EXERCISE DESCRIPTION: From the data that follows, copy every line holding the string "Proyectos".

RAW DATA:
○ ○ ○ ○ ○ ○ ○

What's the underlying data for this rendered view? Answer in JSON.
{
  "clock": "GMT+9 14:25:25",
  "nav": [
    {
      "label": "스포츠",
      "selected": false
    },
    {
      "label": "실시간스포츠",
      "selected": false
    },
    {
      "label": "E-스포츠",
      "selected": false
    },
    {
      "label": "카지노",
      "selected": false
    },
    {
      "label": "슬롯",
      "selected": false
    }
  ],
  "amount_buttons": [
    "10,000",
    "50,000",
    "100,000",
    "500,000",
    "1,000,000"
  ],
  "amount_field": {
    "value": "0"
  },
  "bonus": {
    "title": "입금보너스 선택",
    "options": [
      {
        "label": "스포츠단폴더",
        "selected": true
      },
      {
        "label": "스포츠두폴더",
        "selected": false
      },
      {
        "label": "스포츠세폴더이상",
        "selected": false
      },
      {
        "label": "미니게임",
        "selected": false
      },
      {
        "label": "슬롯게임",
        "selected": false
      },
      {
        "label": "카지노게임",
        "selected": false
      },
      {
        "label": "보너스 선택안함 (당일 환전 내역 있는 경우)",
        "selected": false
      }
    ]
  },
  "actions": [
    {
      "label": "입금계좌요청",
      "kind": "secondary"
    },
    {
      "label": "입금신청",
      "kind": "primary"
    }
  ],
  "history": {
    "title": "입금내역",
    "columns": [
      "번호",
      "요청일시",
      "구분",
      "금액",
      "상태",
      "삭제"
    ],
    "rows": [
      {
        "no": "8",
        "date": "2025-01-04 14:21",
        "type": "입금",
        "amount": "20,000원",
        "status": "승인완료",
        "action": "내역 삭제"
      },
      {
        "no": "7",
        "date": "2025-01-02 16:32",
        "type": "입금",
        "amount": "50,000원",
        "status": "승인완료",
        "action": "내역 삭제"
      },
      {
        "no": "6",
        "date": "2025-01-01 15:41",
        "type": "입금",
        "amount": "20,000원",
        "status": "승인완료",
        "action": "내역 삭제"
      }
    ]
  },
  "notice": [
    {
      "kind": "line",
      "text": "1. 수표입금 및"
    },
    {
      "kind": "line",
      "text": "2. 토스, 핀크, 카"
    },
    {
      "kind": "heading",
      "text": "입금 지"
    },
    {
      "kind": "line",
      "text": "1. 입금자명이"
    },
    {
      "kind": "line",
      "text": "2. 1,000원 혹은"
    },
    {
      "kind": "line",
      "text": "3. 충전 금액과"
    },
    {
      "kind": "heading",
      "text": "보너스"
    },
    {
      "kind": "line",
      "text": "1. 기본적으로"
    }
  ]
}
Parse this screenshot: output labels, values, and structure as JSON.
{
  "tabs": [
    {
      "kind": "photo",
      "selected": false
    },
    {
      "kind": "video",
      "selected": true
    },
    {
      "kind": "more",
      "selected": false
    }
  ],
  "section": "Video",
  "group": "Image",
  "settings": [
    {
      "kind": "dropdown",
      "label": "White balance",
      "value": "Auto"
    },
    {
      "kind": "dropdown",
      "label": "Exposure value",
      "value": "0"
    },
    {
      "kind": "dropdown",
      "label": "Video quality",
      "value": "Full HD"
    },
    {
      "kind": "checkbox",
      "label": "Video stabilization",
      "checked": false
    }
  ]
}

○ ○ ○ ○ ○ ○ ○

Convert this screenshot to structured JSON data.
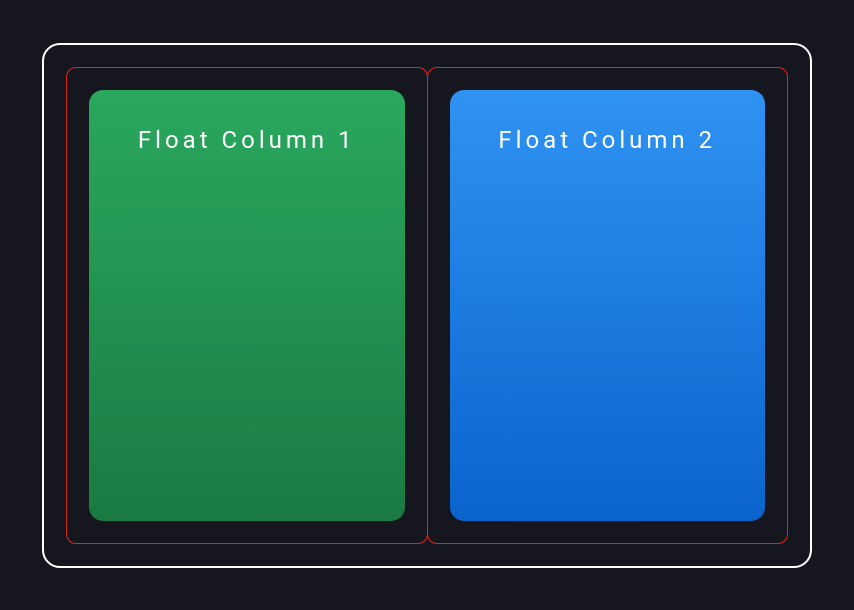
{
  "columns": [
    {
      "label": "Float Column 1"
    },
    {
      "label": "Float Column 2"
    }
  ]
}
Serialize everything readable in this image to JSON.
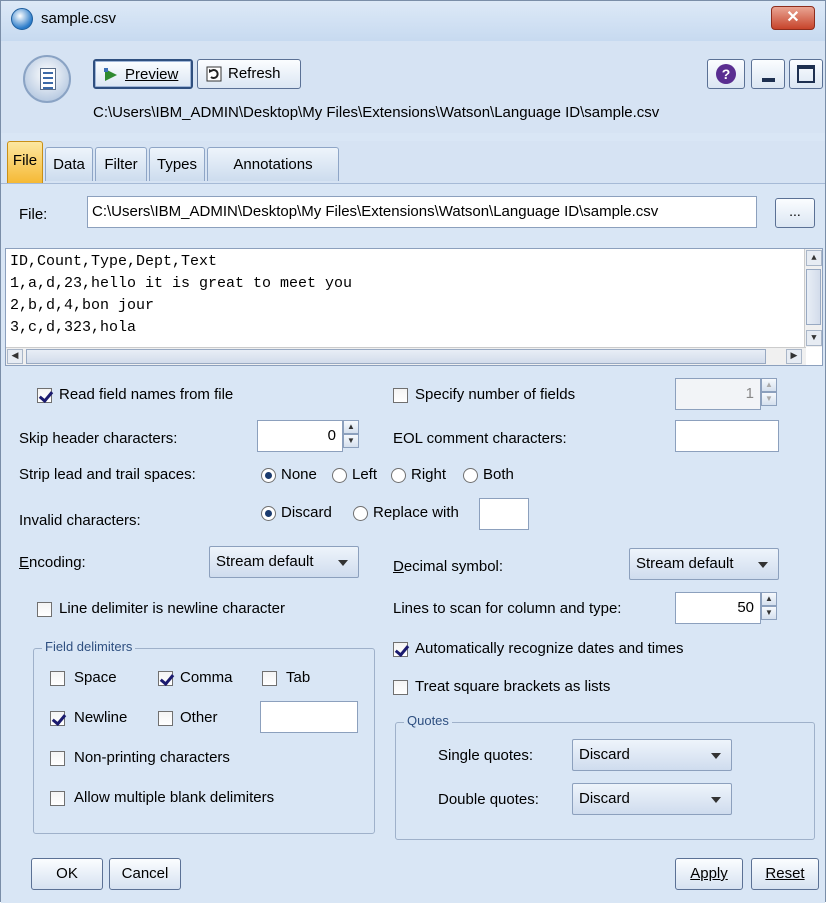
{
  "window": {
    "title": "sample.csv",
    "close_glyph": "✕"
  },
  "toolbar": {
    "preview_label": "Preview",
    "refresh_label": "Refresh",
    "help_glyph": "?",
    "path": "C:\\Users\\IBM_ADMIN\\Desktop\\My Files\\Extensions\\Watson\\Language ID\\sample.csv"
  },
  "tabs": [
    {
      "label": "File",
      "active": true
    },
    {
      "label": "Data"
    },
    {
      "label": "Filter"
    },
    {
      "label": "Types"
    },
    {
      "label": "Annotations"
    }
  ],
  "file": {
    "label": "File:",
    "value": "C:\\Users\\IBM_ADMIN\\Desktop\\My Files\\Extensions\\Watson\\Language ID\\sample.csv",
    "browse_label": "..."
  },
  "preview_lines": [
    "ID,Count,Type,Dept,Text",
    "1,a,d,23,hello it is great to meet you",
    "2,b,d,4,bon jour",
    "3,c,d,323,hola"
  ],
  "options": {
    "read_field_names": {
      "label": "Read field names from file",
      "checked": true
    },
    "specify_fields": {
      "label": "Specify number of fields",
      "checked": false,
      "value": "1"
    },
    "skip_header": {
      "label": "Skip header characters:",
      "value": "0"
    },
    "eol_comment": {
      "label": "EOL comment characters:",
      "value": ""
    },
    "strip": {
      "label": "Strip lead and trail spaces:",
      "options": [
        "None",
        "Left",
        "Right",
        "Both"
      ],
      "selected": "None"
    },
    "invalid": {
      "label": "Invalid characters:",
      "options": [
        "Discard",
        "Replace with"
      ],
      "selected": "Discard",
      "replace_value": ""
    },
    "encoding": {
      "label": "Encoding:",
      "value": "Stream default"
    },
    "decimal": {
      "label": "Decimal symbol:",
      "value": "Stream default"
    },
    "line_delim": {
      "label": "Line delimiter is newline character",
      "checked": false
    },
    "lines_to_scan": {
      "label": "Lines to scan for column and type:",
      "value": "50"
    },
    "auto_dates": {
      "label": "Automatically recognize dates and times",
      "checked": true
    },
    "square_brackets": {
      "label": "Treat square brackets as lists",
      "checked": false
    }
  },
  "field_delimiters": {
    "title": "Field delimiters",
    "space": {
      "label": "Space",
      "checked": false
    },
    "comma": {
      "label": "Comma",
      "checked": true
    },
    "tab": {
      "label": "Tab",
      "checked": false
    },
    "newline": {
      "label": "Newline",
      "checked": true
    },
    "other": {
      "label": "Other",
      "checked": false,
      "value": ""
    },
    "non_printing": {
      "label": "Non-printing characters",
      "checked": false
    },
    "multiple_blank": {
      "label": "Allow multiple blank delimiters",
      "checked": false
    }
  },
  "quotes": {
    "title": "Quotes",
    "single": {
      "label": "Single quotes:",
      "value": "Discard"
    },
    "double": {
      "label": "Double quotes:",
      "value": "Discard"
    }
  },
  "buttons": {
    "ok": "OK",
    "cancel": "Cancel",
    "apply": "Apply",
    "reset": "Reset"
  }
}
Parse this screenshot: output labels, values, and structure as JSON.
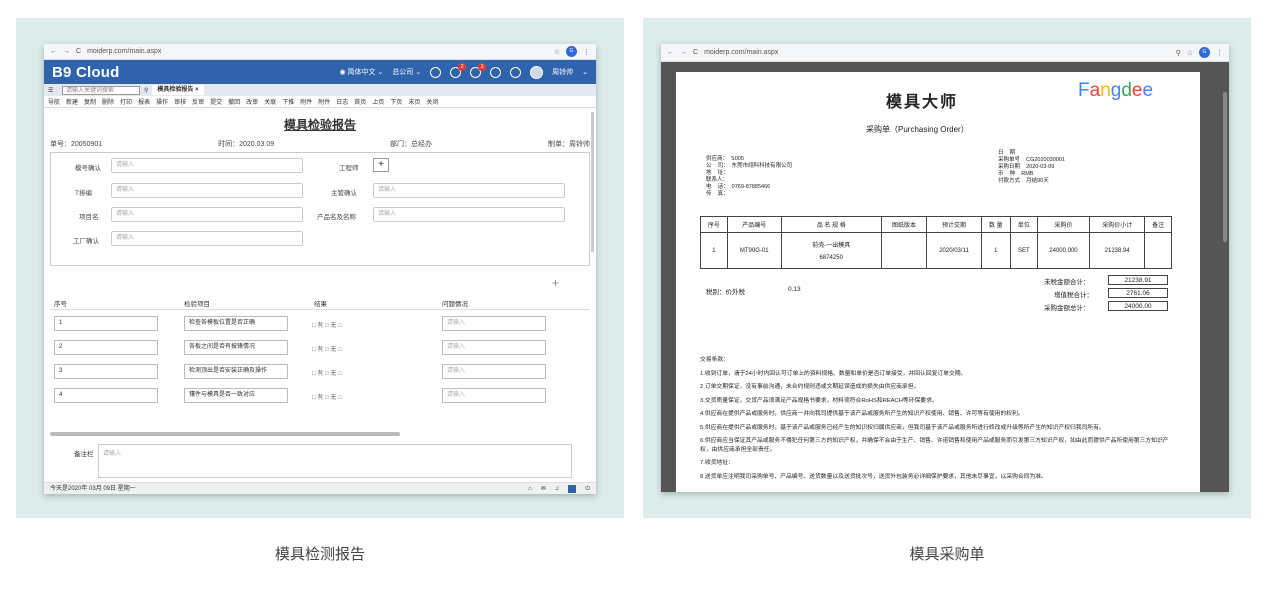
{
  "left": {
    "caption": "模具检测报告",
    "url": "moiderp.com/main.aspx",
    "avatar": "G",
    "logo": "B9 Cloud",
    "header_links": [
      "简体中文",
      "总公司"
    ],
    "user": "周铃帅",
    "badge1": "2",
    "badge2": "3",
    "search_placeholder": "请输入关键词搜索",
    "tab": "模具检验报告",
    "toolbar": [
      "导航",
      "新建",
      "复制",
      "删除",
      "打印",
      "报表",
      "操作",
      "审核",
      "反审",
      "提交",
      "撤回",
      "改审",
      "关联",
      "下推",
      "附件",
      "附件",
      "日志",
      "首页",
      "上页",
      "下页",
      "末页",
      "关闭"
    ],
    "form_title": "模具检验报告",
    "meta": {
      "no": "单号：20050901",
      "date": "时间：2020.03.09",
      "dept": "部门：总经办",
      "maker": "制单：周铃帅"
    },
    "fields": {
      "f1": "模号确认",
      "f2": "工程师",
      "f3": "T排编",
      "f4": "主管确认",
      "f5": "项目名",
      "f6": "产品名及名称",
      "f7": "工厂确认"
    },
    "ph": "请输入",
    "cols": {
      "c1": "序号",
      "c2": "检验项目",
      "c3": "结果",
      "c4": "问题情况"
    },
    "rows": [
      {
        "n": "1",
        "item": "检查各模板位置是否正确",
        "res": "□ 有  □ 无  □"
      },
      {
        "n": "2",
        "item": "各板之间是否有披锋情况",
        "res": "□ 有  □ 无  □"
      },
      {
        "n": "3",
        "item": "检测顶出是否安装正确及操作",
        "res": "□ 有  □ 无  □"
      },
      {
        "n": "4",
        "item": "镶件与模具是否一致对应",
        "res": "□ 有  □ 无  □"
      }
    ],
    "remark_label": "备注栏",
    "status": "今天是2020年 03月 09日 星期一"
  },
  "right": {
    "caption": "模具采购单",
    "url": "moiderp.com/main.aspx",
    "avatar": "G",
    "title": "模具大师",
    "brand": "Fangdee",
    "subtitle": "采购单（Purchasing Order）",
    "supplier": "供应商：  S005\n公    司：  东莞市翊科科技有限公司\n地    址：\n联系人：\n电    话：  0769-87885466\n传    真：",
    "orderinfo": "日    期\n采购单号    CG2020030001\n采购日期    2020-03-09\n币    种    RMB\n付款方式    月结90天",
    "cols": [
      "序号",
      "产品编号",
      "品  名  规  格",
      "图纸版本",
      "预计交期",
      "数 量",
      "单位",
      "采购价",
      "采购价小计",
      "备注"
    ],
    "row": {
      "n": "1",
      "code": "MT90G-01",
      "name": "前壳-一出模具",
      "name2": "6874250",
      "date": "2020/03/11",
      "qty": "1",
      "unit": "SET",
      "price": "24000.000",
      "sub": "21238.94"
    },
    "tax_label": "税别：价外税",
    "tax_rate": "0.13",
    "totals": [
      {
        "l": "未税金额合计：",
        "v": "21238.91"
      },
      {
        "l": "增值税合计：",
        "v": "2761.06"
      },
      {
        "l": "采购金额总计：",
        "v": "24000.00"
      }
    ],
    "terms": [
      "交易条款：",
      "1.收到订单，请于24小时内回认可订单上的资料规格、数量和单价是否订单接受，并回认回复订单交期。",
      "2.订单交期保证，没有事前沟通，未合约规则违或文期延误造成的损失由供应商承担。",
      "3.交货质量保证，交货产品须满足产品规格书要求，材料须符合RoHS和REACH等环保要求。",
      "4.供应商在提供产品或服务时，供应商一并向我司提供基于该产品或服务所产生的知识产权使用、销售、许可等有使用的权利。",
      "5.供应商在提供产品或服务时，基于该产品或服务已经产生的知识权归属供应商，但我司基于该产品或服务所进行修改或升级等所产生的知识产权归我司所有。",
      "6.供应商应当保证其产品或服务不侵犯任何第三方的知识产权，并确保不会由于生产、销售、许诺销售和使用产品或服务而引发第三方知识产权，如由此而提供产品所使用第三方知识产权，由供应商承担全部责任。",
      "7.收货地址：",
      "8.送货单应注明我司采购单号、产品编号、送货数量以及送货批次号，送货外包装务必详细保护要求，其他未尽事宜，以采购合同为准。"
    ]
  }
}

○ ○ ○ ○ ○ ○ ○

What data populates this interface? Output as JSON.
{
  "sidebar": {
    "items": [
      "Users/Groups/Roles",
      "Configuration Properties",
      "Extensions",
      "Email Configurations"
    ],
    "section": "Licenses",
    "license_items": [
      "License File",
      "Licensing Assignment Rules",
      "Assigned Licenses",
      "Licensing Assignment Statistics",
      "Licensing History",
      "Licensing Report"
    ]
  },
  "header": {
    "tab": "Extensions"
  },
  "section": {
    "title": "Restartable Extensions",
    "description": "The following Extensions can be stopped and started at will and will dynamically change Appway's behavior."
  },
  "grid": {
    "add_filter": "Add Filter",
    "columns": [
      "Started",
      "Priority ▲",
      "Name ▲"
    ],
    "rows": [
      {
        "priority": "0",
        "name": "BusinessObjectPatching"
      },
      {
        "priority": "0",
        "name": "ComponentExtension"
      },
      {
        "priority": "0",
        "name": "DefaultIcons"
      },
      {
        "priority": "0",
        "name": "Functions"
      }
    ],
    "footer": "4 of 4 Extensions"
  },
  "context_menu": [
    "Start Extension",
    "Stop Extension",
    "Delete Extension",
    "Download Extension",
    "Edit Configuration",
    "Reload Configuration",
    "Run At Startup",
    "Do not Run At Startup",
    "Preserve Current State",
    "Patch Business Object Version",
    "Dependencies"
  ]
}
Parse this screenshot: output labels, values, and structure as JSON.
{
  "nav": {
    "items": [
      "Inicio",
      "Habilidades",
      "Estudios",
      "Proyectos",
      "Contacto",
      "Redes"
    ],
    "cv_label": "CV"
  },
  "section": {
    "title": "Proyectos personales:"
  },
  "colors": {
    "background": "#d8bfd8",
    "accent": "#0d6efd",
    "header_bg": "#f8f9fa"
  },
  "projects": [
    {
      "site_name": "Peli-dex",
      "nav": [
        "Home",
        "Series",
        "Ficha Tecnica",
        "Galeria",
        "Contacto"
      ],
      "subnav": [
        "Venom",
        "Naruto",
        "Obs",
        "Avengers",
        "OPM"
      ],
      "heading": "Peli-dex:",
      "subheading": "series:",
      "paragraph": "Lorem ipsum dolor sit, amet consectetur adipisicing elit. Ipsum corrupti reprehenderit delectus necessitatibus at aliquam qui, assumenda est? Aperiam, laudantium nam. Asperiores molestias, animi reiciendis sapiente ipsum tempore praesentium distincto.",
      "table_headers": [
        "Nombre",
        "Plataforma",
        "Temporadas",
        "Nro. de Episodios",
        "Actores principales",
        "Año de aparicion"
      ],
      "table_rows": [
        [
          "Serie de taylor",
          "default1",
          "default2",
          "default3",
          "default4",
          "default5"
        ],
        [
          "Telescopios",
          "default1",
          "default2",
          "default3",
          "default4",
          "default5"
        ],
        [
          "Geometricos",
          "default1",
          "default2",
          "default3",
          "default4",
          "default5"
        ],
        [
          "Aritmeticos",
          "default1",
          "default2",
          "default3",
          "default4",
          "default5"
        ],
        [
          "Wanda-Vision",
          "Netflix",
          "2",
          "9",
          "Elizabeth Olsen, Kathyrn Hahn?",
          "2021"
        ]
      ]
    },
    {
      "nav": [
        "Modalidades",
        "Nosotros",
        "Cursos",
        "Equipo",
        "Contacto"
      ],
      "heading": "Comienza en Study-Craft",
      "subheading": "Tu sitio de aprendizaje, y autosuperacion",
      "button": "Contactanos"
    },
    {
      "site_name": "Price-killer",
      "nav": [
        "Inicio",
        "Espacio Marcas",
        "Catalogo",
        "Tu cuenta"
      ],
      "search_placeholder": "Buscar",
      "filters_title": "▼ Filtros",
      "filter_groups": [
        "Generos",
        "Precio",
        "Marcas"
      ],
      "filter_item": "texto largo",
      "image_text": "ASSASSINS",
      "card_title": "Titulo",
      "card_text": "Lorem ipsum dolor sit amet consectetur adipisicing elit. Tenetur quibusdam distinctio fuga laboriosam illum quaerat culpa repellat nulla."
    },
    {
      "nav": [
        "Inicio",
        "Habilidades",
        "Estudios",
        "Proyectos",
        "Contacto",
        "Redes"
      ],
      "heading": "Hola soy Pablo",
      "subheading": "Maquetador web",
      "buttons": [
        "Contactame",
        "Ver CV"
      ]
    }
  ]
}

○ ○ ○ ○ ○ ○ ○

THE ANSWER:
      "Proyectos",
    "title": "Proyectos personales:"
        "Proyectos",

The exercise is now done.